Work order —
Every line of the listing is returned unchanged, and every picture is dropped.

:: Material shown

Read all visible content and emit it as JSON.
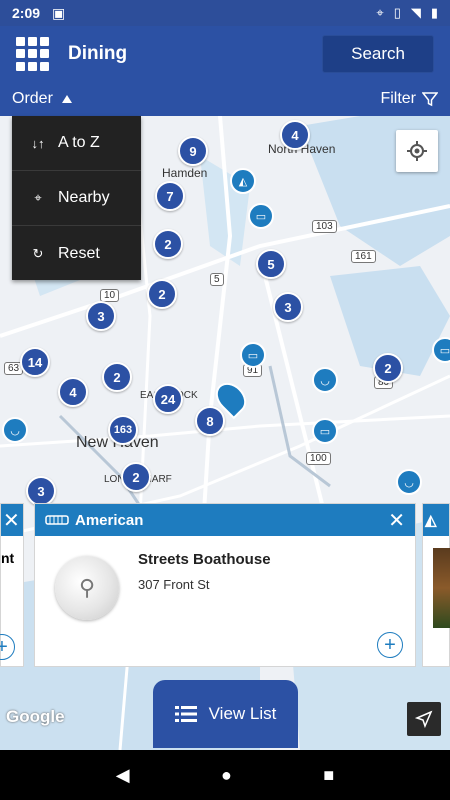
{
  "status": {
    "time": "2:09"
  },
  "appbar": {
    "title": "Dining",
    "search_label": "Search"
  },
  "filterbar": {
    "order_label": "Order",
    "filter_label": "Filter"
  },
  "order_menu": {
    "items": [
      {
        "label": "A to Z"
      },
      {
        "label": "Nearby"
      },
      {
        "label": "Reset"
      }
    ]
  },
  "map": {
    "places": {
      "north_haven": "North Haven",
      "hamden": "Hamden",
      "new_haven": "New Haven",
      "long_wharf": "LONG WHARF",
      "east_rock": "EAST ROCK"
    },
    "shields": [
      "103",
      "161",
      "10",
      "5",
      "91",
      "80",
      "100",
      "63"
    ],
    "clusters": [
      "9",
      "4",
      "7",
      "2",
      "2",
      "5",
      "3",
      "3",
      "14",
      "2",
      "4",
      "24",
      "8",
      "163",
      "2",
      "3",
      "2"
    ],
    "attribution": "Google"
  },
  "card": {
    "category": "American",
    "name": "Streets Boathouse",
    "address": "307 Front St"
  },
  "left_card": {
    "text": "nt"
  },
  "bottom": {
    "view_list_label": "View List"
  },
  "colors": {
    "primary": "#2c51a4",
    "accent": "#1e7cbf"
  }
}
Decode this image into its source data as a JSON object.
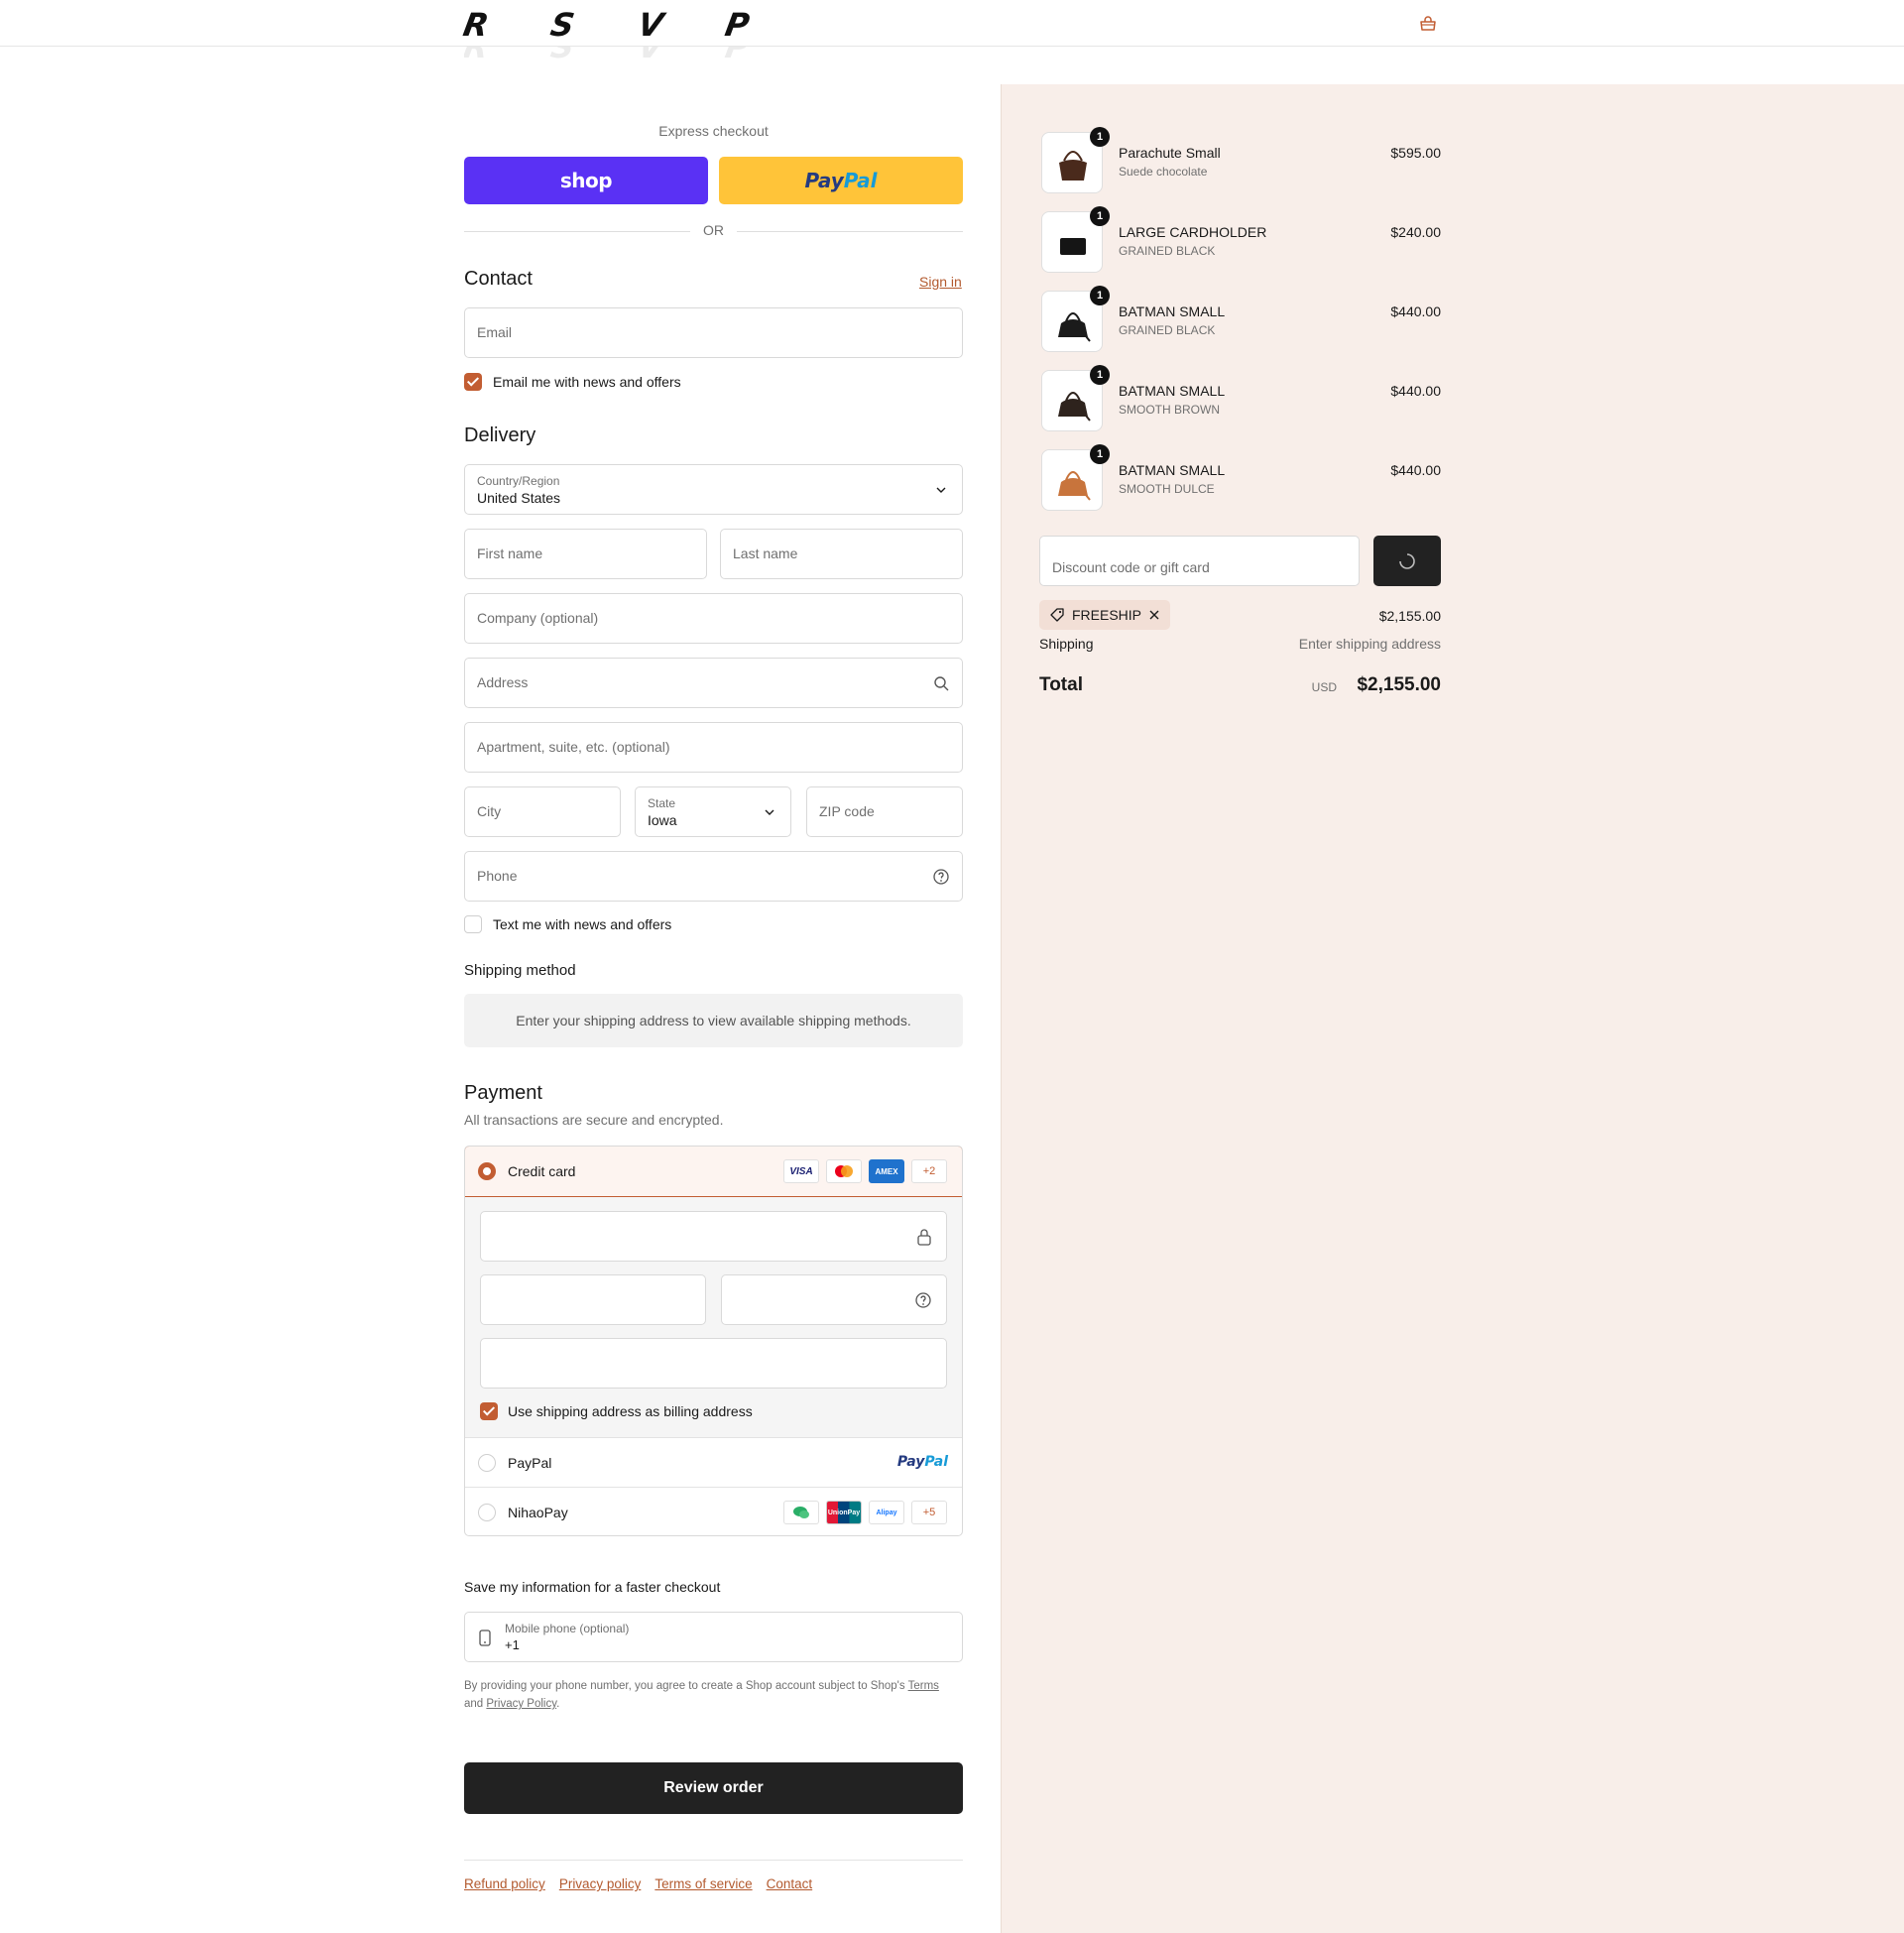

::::

Expected answer —
Read all visible content and emit it as JSON.
{
  "status": {
    "time": "2:09"
  },
  "appbar": {
    "title": "Dining",
    "search_label": "Search"
  },
  "filterbar": {
    "order_label": "Order",
    "filter_label": "Filter"
  },
  "order_menu": {
    "items": [
      {
        "label": "A to Z"
      },
      {
        "label": "Nearby"
      },
      {
        "label": "Reset"
      }
    ]
  },
  "map": {
    "places": {
      "north_haven": "North Haven",
      "hamden": "Hamden",
      "new_haven": "New Haven",
      "long_wharf": "LONG WHARF",
      "east_rock": "EAST ROCK"
    },
    "shields": [
      "103",
      "161",
      "10",
      "5",
      "91",
      "80",
      "100",
      "63"
    ],
    "clusters": [
      "9",
      "4",
      "7",
      "2",
      "2",
      "5",
      "3",
      "3",
      "14",
      "2",
      "4",
      "24",
      "8",
      "163",
      "2",
      "3",
      "2"
    ],
    "attribution": "Google"
  },
  "card": {
    "category": "American",
    "name": "Streets Boathouse",
    "address": "307 Front St"
  },
  "left_card": {
    "text": "nt"
  },
  "bottom": {
    "view_list_label": "View List"
  },
  "colors": {
    "primary": "#2c51a4",
    "accent": "#1e7cbf"
  }
}
Decode this image into its source data as a JSON object.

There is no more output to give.